This morning, I taught the Inky Movers & Shakers Class at We're Stampin' Mad. I took this photo before we started:


Some people appreciate the design of fabulous tablescapes a la Christopher Lowell. But I thought our table today looked so nice with all the materials laid out and ready to go. Am I weird or what? (Don't answer that, LOL!)

The ladies who took this class were a delightful bunch:


We completed these four "interactive" cards:



I might be teaching the Inky Movers & Shakers Class again in the Twin Cities later this year (and will keep you posted via the blog and our email newsletter if this is the case). If you live in Ohio, it will be offered at the Adventures In Stamping show in Akron this month and at Stampaway in Cincinnati at the beginning of August. I'd love to have you join us!

Friday, April 9, 2010

Make & Take at Stamp Garden

Yesterday, Steve and I hosted an Inky make & take event at Stamp Garden. More than 50 ladies (and a couple of guys) attended:


Then they shopped for Inky goodies:


Stamp Garden's proprietor, Dawn, is a very busy woman. In addition to owning the store, she has a full-time "day job." I can't imagine trying to do both myself, but she still always manages to keep a smile on her face:


Here's the card we made:


It features 0240F Flower Mousie and 0226D Sending Love stamps from the new Merry Mousies collection. The image was colored with pencils and blended with Gamsol. After layering the pieces onto the card, we added three accents: an Inkssentials White Opaque Pen was dotted around the scallop to create a faux eyelet effect, pink sparkle was applied to the flower centers with a Spica Glitter Pen, and Ranger Liquid Pearls gave a bit of dimension to the polka dots on the teacup.

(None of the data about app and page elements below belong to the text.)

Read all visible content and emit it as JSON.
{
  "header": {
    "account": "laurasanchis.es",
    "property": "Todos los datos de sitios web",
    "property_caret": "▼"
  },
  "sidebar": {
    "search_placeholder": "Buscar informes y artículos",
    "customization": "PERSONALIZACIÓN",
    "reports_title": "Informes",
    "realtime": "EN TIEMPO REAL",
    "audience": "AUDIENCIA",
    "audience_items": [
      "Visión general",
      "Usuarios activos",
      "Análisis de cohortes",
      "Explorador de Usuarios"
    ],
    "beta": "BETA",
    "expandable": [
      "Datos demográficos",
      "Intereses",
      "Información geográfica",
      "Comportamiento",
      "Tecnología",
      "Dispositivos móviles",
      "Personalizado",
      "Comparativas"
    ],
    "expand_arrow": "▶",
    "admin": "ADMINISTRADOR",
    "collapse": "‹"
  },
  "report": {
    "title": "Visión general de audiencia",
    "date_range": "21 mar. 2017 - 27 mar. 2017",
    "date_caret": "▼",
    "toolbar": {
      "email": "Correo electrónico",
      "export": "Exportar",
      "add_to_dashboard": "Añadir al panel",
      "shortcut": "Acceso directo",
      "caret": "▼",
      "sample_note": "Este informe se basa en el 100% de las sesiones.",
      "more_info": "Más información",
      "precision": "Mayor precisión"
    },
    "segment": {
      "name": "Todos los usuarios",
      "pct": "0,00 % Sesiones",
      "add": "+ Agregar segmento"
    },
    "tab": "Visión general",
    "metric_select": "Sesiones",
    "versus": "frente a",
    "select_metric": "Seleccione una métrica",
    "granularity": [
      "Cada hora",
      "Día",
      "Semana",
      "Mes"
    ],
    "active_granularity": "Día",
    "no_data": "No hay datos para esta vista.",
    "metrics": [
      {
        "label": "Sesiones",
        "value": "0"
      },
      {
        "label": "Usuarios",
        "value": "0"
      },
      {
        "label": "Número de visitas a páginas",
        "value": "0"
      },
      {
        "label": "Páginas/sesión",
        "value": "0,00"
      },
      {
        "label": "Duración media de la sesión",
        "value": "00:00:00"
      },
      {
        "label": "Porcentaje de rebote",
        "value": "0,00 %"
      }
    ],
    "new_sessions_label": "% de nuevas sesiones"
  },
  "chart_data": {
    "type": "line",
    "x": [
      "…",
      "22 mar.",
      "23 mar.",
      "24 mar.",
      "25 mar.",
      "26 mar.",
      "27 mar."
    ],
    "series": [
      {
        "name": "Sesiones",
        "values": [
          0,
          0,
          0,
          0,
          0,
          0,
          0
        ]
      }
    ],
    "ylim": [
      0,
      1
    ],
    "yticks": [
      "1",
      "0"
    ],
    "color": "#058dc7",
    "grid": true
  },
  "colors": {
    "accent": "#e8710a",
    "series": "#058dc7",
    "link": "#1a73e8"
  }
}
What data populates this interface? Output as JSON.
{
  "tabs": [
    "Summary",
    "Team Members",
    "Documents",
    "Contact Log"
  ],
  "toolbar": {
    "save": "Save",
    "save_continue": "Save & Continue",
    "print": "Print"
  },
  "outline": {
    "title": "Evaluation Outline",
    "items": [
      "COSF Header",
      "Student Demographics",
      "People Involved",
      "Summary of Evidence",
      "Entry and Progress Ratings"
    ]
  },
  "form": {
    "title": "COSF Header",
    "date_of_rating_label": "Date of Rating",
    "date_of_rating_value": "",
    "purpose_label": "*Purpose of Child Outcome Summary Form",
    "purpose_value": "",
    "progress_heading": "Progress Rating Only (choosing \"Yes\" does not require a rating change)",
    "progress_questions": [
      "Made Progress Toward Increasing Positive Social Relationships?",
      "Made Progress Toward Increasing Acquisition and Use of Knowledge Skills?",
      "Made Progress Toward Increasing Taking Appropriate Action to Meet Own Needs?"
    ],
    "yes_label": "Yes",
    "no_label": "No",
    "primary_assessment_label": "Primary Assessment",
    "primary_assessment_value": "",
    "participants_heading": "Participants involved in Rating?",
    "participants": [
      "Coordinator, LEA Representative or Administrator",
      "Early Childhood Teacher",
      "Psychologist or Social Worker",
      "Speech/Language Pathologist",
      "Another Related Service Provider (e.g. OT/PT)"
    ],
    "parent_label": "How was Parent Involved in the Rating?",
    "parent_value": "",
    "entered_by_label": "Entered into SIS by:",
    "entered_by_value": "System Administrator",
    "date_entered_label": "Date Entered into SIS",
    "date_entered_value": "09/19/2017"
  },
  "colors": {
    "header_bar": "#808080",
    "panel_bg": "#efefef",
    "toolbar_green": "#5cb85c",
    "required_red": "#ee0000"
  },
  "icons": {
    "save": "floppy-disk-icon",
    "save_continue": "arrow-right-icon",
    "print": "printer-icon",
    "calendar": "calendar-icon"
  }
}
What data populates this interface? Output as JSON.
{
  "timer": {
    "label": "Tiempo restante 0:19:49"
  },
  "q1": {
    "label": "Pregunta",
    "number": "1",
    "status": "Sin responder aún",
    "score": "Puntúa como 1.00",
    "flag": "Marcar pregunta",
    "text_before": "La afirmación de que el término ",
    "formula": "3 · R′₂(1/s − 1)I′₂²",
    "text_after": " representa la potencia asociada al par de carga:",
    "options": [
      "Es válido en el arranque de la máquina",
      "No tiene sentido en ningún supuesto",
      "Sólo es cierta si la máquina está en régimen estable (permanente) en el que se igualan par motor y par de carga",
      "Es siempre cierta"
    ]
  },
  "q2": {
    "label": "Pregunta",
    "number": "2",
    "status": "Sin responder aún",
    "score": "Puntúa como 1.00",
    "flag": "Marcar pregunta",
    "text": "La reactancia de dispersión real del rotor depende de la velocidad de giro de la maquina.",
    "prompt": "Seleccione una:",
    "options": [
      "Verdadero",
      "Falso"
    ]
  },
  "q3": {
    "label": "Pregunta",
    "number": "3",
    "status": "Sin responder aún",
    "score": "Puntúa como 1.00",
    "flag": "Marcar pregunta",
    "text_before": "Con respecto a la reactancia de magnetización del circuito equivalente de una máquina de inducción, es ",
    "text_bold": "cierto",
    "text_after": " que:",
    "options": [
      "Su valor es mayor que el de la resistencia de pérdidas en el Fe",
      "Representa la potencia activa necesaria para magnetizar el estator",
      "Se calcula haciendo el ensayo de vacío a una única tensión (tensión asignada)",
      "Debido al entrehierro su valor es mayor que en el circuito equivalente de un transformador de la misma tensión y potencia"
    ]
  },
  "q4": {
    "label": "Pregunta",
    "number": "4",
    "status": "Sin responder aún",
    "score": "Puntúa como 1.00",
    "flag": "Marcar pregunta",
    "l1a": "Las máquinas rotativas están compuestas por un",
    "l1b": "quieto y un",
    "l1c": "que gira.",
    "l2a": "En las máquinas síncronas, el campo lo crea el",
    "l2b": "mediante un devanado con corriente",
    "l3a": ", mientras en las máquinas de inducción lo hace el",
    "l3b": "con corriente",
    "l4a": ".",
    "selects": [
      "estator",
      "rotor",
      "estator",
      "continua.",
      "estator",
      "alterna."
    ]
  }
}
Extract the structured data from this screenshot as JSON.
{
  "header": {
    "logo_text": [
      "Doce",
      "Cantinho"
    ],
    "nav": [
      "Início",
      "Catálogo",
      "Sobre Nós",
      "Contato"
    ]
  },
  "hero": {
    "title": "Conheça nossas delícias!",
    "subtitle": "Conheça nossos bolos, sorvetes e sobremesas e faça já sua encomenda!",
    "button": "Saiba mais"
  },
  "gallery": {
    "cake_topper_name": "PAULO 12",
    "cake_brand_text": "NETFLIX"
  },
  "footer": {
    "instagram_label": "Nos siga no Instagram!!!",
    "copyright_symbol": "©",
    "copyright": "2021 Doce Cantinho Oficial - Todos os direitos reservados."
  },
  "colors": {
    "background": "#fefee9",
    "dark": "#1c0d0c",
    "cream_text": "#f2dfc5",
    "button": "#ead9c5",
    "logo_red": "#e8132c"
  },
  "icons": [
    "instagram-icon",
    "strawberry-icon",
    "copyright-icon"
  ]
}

Thanks to everyone who came out to join us last night. It was fun to see you there!

Monday, April 5, 2010

Monday Funny

Some creatures are blessed with exceptional intelligence. Bo is not one of them.

The other day, I'd accidentally shut him in the lower level. We didn't know this, of course, until we heard a strange repetitive THUMPING noise coming from downstairs.

He'd decided to try getting out through the kitty door:


Luckily, he wasn't permanently stuck...although it did take a few minutes for him to realize that all he needed to do was back up. (This wasn't really one of those times when persistence pays off, which he eventually learned.) Dumb dog. But we love him anyway.

Just wanted to share a little beginning-of-the-week laugh with you!

Saturday, April 3, 2010

Mr. Stamper Strikes Again

On Friday nights, many couples go out for dinner and a movie. Yesterday evening, however, Steve and I had a date for stamping. I coerced...um, I mean persuaded him to try his hand at making another card. Being the good sport that he is, he reluctantly...um, I mean enthusiastically agreed. So we pulled out the Gamsol and colored pencils, and he got started:


He chose 10399E Waving Turtle as his main image and used cheery Easter colors that coordinated with the Skinny Pastel Stripes paper from Darcie's that he was using. Then he carefully cut it out:


Next came the ribbon selection. This one was too sheer:


This one was too bright:


This one was just right:


Then he stamped 3340E Egg Background on the card base:


After layering the turtle and 2072F Some-bunny Easter saying and attaching them to his card, he added some flowers as an embellishment. He finished off the turtle's shell with Diamond Glaze:


Oh, and did you notice the little "surprise" element he'd added? Yup, those rabbit ears came from 2062F Peekin' Bunny and fit perfectly behind the turtle's head. Here he showed off his final creation:


(Yikes, as you can see, I need to clean up my stamping area. What a mess!)

This is a close-up of his finished project, which features another fun detail. Can you spot it?


You got it...one of the chalking pom-poms made a great bunny tail. Happy Easter wishes to you from both of us!